*** Opening of RECORDS FOR PROCESSING ***
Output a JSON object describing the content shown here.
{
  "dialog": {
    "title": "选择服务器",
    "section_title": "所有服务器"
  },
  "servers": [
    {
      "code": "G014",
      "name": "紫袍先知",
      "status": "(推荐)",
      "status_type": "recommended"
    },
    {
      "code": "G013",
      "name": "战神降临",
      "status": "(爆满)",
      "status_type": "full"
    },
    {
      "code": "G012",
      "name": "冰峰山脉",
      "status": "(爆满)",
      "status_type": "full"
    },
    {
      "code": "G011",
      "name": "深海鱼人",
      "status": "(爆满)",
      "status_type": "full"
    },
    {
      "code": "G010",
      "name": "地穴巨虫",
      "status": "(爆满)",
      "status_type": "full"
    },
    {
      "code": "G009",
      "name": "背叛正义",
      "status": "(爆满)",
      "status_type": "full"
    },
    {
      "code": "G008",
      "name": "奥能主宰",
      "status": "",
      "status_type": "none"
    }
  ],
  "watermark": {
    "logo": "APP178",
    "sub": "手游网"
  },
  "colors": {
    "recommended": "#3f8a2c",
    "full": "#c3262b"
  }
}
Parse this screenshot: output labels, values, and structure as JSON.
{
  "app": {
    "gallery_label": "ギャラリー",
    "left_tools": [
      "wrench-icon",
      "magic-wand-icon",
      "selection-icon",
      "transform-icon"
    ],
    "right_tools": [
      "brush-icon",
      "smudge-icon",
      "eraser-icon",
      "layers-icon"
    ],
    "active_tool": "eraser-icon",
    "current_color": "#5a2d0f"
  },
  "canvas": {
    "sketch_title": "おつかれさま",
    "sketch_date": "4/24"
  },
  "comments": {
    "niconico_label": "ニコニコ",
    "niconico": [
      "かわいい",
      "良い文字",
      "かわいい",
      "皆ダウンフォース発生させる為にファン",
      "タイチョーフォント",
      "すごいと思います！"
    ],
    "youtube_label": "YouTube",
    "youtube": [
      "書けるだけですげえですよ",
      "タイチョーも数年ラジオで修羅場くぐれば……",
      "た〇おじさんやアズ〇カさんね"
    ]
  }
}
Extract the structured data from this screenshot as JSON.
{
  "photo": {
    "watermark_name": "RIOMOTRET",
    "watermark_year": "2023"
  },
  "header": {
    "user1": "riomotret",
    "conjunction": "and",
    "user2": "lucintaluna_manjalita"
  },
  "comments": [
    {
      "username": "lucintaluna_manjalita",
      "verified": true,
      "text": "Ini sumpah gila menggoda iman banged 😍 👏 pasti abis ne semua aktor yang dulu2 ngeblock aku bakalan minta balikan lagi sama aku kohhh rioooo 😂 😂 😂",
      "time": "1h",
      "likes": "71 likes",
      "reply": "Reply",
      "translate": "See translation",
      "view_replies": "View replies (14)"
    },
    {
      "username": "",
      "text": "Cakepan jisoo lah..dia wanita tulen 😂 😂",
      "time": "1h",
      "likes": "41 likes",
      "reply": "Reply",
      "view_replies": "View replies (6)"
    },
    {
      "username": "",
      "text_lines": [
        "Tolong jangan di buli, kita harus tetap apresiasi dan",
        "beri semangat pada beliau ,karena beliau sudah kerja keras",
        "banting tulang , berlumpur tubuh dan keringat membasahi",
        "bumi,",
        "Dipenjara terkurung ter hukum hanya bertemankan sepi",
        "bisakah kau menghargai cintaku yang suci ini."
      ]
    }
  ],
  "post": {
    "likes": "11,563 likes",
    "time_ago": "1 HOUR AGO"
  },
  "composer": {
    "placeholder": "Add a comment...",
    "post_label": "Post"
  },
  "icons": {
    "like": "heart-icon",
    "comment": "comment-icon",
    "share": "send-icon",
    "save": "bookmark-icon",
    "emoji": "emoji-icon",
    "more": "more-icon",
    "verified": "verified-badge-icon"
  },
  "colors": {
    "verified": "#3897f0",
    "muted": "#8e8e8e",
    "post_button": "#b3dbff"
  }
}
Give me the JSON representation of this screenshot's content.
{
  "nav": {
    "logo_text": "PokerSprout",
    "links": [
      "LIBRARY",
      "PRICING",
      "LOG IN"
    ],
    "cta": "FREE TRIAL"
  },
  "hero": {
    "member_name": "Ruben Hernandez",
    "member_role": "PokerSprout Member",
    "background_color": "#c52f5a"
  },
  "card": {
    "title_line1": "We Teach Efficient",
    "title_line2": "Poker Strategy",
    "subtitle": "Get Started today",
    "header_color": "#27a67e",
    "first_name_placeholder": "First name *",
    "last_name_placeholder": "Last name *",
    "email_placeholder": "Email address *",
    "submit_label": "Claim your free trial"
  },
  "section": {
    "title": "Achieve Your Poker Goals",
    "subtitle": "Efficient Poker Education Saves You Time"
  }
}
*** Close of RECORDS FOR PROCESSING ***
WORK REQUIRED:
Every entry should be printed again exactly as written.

YOUR RESPONSE:
Output a JSON object describing the content shown here.
{
  "dialog": {
    "title": "选择服务器",
    "section_title": "所有服务器"
  },
  "servers": [
    {
      "code": "G014",
      "name": "紫袍先知",
      "status": "(推荐)",
      "status_type": "recommended"
    },
    {
      "code": "G013",
      "name": "战神降临",
      "status": "(爆满)",
      "status_type": "full"
    },
    {
      "code": "G012",
      "name": "冰峰山脉",
      "status": "(爆满)",
      "status_type": "full"
    },
    {
      "code": "G011",
      "name": "深海鱼人",
      "status": "(爆满)",
      "status_type": "full"
    },
    {
      "code": "G010",
      "name": "地穴巨虫",
      "status": "(爆满)",
      "status_type": "full"
    },
    {
      "code": "G009",
      "name": "背叛正义",
      "status": "(爆满)",
      "status_type": "full"
    },
    {
      "code": "G008",
      "name": "奥能主宰",
      "status": "",
      "status_type": "none"
    }
  ],
  "watermark": {
    "logo": "APP178",
    "sub": "手游网"
  },
  "colors": {
    "recommended": "#3f8a2c",
    "full": "#c3262b"
  }
}
Parse this screenshot: output labels, values, and structure as JSON.
{
  "app": {
    "gallery_label": "ギャラリー",
    "left_tools": [
      "wrench-icon",
      "magic-wand-icon",
      "selection-icon",
      "transform-icon"
    ],
    "right_tools": [
      "brush-icon",
      "smudge-icon",
      "eraser-icon",
      "layers-icon"
    ],
    "active_tool": "eraser-icon",
    "current_color": "#5a2d0f"
  },
  "canvas": {
    "sketch_title": "おつかれさま",
    "sketch_date": "4/24"
  },
  "comments": {
    "niconico_label": "ニコニコ",
    "niconico": [
      "かわいい",
      "良い文字",
      "かわいい",
      "皆ダウンフォース発生させる為にファン",
      "タイチョーフォント",
      "すごいと思います！"
    ],
    "youtube_label": "YouTube",
    "youtube": [
      "書けるだけですげえですよ",
      "タイチョーも数年ラジオで修羅場くぐれば……",
      "た〇おじさんやアズ〇カさんね"
    ]
  }
}
Extract the structured data from this screenshot as JSON.
{
  "photo": {
    "watermark_name": "RIOMOTRET",
    "watermark_year": "2023"
  },
  "header": {
    "user1": "riomotret",
    "conjunction": "and",
    "user2": "lucintaluna_manjalita"
  },
  "comments": [
    {
      "username": "lucintaluna_manjalita",
      "verified": true,
      "text": "Ini sumpah gila menggoda iman banged 😍 👏 pasti abis ne semua aktor yang dulu2 ngeblock aku bakalan minta balikan lagi sama aku kohhh rioooo 😂 😂 😂",
      "time": "1h",
      "likes": "71 likes",
      "reply": "Reply",
      "translate": "See translation",
      "view_replies": "View replies (14)"
    },
    {
      "username": "",
      "text": "Cakepan jisoo lah..dia wanita tulen 😂 😂",
      "time": "1h",
      "likes": "41 likes",
      "reply": "Reply",
      "view_replies": "View replies (6)"
    },
    {
      "username": "",
      "text_lines": [
        "Tolong jangan di buli, kita harus tetap apresiasi dan",
        "beri semangat pada beliau ,karena beliau sudah kerja keras",
        "banting tulang , berlumpur tubuh dan keringat membasahi",
        "bumi,",
        "Dipenjara terkurung ter hukum hanya bertemankan sepi",
        "bisakah kau menghargai cintaku yang suci ini."
      ]
    }
  ],
  "post": {
    "likes": "11,563 likes",
    "time_ago": "1 HOUR AGO"
  },
  "composer": {
    "placeholder": "Add a comment...",
    "post_label": "Post"
  },
  "icons": {
    "like": "heart-icon",
    "comment": "comment-icon",
    "share": "send-icon",
    "save": "bookmark-icon",
    "emoji": "emoji-icon",
    "more": "more-icon",
    "verified": "verified-badge-icon"
  },
  "colors": {
    "verified": "#3897f0",
    "muted": "#8e8e8e",
    "post_button": "#b3dbff"
  }
}
Give me the JSON representation of this screenshot's content.
{
  "nav": {
    "logo_text": "PokerSprout",
    "links": [
      "LIBRARY",
      "PRICING",
      "LOG IN"
    ],
    "cta": "FREE TRIAL"
  },
  "hero": {
    "member_name": "Ruben Hernandez",
    "member_role": "PokerSprout Member",
    "background_color": "#c52f5a"
  },
  "card": {
    "title_line1": "We Teach Efficient",
    "title_line2": "Poker Strategy",
    "subtitle": "Get Started today",
    "header_color": "#27a67e",
    "first_name_placeholder": "First name *",
    "last_name_placeholder": "Last name *",
    "email_placeholder": "Email address *",
    "submit_label": "Claim your free trial"
  },
  "section": {
    "title": "Achieve Your Poker Goals",
    "subtitle": "Efficient Poker Education Saves You Time"
  }
}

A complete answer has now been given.